EXERCISE: Type out all the records once more, exactly.

EXERCISE INPUT:
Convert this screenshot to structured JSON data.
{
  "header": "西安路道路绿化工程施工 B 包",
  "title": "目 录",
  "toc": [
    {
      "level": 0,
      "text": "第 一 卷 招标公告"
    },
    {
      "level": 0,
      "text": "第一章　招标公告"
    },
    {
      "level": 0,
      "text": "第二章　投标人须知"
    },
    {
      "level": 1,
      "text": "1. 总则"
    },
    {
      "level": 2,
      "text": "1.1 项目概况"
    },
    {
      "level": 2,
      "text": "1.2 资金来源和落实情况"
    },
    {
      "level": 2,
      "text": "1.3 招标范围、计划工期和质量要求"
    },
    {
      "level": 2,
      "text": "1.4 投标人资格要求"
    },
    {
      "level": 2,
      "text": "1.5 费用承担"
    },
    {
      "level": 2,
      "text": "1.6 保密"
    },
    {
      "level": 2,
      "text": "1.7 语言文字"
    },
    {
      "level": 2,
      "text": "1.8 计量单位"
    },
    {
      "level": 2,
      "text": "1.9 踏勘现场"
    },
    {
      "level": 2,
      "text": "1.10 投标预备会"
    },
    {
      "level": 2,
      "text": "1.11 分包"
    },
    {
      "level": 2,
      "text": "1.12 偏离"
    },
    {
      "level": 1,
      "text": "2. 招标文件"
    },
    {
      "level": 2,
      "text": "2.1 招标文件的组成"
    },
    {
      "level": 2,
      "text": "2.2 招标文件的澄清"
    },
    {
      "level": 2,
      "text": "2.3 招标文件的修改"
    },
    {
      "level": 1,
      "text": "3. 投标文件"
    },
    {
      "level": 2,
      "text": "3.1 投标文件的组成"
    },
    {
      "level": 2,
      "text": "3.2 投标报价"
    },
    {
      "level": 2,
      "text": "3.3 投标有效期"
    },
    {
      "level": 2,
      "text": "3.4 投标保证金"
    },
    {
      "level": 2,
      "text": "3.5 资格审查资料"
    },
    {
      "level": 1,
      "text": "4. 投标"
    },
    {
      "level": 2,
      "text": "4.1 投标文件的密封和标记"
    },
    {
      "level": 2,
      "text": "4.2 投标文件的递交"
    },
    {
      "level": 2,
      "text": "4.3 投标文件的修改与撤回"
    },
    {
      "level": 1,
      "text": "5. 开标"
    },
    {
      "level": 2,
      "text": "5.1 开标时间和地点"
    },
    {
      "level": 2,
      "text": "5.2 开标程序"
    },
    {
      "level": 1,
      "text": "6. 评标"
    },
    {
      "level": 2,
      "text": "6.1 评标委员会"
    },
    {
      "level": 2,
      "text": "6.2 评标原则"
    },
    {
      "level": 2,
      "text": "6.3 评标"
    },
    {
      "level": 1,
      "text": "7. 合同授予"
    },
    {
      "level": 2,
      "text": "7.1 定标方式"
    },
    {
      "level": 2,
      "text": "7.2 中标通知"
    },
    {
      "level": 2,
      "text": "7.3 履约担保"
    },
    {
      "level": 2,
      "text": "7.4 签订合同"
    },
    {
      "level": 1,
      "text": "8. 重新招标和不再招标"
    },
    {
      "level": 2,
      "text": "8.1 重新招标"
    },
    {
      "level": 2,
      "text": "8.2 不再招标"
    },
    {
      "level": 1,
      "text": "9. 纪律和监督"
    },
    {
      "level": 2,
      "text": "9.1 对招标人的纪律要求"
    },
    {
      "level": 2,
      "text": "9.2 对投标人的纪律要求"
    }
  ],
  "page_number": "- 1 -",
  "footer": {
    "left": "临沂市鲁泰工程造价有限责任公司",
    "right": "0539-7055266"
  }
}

SOLUTION TO THIS PROBLEM:
Convert this screenshot to structured JSON data.
{
  "header": "西安路道路绿化工程施工 B 包",
  "title": "目 录",
  "toc": [
    {
      "level": 0,
      "text": "第 一 卷 招标公告"
    },
    {
      "level": 0,
      "text": "第一章　招标公告"
    },
    {
      "level": 0,
      "text": "第二章　投标人须知"
    },
    {
      "level": 1,
      "text": "1. 总则"
    },
    {
      "level": 2,
      "text": "1.1 项目概况"
    },
    {
      "level": 2,
      "text": "1.2 资金来源和落实情况"
    },
    {
      "level": 2,
      "text": "1.3 招标范围、计划工期和质量要求"
    },
    {
      "level": 2,
      "text": "1.4 投标人资格要求"
    },
    {
      "level": 2,
      "text": "1.5 费用承担"
    },
    {
      "level": 2,
      "text": "1.6 保密"
    },
    {
      "level": 2,
      "text": "1.7 语言文字"
    },
    {
      "level": 2,
      "text": "1.8 计量单位"
    },
    {
      "level": 2,
      "text": "1.9 踏勘现场"
    },
    {
      "level": 2,
      "text": "1.10 投标预备会"
    },
    {
      "level": 2,
      "text": "1.11 分包"
    },
    {
      "level": 2,
      "text": "1.12 偏离"
    },
    {
      "level": 1,
      "text": "2. 招标文件"
    },
    {
      "level": 2,
      "text": "2.1 招标文件的组成"
    },
    {
      "level": 2,
      "text": "2.2 招标文件的澄清"
    },
    {
      "level": 2,
      "text": "2.3 招标文件的修改"
    },
    {
      "level": 1,
      "text": "3. 投标文件"
    },
    {
      "level": 2,
      "text": "3.1 投标文件的组成"
    },
    {
      "level": 2,
      "text": "3.2 投标报价"
    },
    {
      "level": 2,
      "text": "3.3 投标有效期"
    },
    {
      "level": 2,
      "text": "3.4 投标保证金"
    },
    {
      "level": 2,
      "text": "3.5 资格审查资料"
    },
    {
      "level": 1,
      "text": "4. 投标"
    },
    {
      "level": 2,
      "text": "4.1 投标文件的密封和标记"
    },
    {
      "level": 2,
      "text": "4.2 投标文件的递交"
    },
    {
      "level": 2,
      "text": "4.3 投标文件的修改与撤回"
    },
    {
      "level": 1,
      "text": "5. 开标"
    },
    {
      "level": 2,
      "text": "5.1 开标时间和地点"
    },
    {
      "level": 2,
      "text": "5.2 开标程序"
    },
    {
      "level": 1,
      "text": "6. 评标"
    },
    {
      "level": 2,
      "text": "6.1 评标委员会"
    },
    {
      "level": 2,
      "text": "6.2 评标原则"
    },
    {
      "level": 2,
      "text": "6.3 评标"
    },
    {
      "level": 1,
      "text": "7. 合同授予"
    },
    {
      "level": 2,
      "text": "7.1 定标方式"
    },
    {
      "level": 2,
      "text": "7.2 中标通知"
    },
    {
      "level": 2,
      "text": "7.3 履约担保"
    },
    {
      "level": 2,
      "text": "7.4 签订合同"
    },
    {
      "level": 1,
      "text": "8. 重新招标和不再招标"
    },
    {
      "level": 2,
      "text": "8.1 重新招标"
    },
    {
      "level": 2,
      "text": "8.2 不再招标"
    },
    {
      "level": 1,
      "text": "9. 纪律和监督"
    },
    {
      "level": 2,
      "text": "9.1 对招标人的纪律要求"
    },
    {
      "level": 2,
      "text": "9.2 对投标人的纪律要求"
    }
  ],
  "page_number": "- 1 -",
  "footer": {
    "left": "临沂市鲁泰工程造价有限责任公司",
    "right": "0539-7055266"
  }
}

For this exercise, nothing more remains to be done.